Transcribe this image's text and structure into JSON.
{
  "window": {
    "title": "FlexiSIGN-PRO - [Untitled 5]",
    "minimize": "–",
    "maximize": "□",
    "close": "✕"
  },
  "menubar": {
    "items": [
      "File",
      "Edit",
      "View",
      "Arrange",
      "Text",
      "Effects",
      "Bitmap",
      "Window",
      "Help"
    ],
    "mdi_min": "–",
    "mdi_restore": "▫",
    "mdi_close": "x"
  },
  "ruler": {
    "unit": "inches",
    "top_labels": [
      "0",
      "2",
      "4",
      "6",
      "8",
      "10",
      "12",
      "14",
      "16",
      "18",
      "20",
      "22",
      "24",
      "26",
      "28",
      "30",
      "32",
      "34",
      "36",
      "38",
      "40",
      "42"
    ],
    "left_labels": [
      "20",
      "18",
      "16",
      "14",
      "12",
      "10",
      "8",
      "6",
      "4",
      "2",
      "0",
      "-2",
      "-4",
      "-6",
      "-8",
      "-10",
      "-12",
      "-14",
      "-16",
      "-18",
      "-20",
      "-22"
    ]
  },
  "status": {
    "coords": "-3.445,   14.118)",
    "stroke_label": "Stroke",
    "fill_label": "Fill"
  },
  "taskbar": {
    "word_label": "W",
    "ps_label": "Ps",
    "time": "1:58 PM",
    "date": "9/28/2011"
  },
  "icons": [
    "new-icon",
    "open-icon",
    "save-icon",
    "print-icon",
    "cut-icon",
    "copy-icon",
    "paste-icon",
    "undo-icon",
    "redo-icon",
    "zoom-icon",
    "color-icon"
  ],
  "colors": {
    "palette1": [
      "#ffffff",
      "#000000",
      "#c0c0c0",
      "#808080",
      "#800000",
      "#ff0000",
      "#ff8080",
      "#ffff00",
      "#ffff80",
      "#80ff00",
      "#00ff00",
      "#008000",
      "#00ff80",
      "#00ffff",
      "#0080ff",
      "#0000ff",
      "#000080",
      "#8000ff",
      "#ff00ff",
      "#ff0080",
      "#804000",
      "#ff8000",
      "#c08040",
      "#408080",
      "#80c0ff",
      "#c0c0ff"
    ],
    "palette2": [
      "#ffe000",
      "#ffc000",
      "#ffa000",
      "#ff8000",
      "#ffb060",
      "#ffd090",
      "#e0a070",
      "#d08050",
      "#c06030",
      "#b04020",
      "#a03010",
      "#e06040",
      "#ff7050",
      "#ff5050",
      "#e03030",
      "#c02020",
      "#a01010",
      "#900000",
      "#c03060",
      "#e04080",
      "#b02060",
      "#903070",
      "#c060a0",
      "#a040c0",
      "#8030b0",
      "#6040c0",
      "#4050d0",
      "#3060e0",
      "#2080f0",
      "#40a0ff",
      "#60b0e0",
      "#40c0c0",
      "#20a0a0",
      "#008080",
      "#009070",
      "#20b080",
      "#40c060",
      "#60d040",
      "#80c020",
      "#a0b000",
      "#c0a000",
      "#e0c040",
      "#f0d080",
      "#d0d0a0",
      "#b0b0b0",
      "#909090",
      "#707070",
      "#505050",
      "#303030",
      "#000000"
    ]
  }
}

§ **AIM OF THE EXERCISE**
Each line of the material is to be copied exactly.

§ **RESULT**
Transcribe this image's text and structure into JSON.
{
  "window": {
    "title": "FlexiSIGN-PRO - [Untitled 5]",
    "minimize": "–",
    "maximize": "□",
    "close": "✕"
  },
  "menubar": {
    "items": [
      "File",
      "Edit",
      "View",
      "Arrange",
      "Text",
      "Effects",
      "Bitmap",
      "Window",
      "Help"
    ],
    "mdi_min": "–",
    "mdi_restore": "▫",
    "mdi_close": "x"
  },
  "ruler": {
    "unit": "inches",
    "top_labels": [
      "0",
      "2",
      "4",
      "6",
      "8",
      "10",
      "12",
      "14",
      "16",
      "18",
      "20",
      "22",
      "24",
      "26",
      "28",
      "30",
      "32",
      "34",
      "36",
      "38",
      "40",
      "42"
    ],
    "left_labels": [
      "20",
      "18",
      "16",
      "14",
      "12",
      "10",
      "8",
      "6",
      "4",
      "2",
      "0",
      "-2",
      "-4",
      "-6",
      "-8",
      "-10",
      "-12",
      "-14",
      "-16",
      "-18",
      "-20",
      "-22"
    ]
  },
  "status": {
    "coords": "-3.445,   14.118)",
    "stroke_label": "Stroke",
    "fill_label": "Fill"
  },
  "taskbar": {
    "word_label": "W",
    "ps_label": "Ps",
    "time": "1:58 PM",
    "date": "9/28/2011"
  },
  "icons": [
    "new-icon",
    "open-icon",
    "save-icon",
    "print-icon",
    "cut-icon",
    "copy-icon",
    "paste-icon",
    "undo-icon",
    "redo-icon",
    "zoom-icon",
    "color-icon"
  ],
  "colors": {
    "palette1": [
      "#ffffff",
      "#000000",
      "#c0c0c0",
      "#808080",
      "#800000",
      "#ff0000",
      "#ff8080",
      "#ffff00",
      "#ffff80",
      "#80ff00",
      "#00ff00",
      "#008000",
      "#00ff80",
      "#00ffff",
      "#0080ff",
      "#0000ff",
      "#000080",
      "#8000ff",
      "#ff00ff",
      "#ff0080",
      "#804000",
      "#ff8000",
      "#c08040",
      "#408080",
      "#80c0ff",
      "#c0c0ff"
    ],
    "palette2": [
      "#ffe000",
      "#ffc000",
      "#ffa000",
      "#ff8000",
      "#ffb060",
      "#ffd090",
      "#e0a070",
      "#d08050",
      "#c06030",
      "#b04020",
      "#a03010",
      "#e06040",
      "#ff7050",
      "#ff5050",
      "#e03030",
      "#c02020",
      "#a01010",
      "#900000",
      "#c03060",
      "#e04080",
      "#b02060",
      "#903070",
      "#c060a0",
      "#a040c0",
      "#8030b0",
      "#6040c0",
      "#4050d0",
      "#3060e0",
      "#2080f0",
      "#40a0ff",
      "#60b0e0",
      "#40c0c0",
      "#20a0a0",
      "#008080",
      "#009070",
      "#20b080",
      "#40c060",
      "#60d040",
      "#80c020",
      "#a0b000",
      "#c0a000",
      "#e0c040",
      "#f0d080",
      "#d0d0a0",
      "#b0b0b0",
      "#909090",
      "#707070",
      "#505050",
      "#303030",
      "#000000"
    ]
  }
}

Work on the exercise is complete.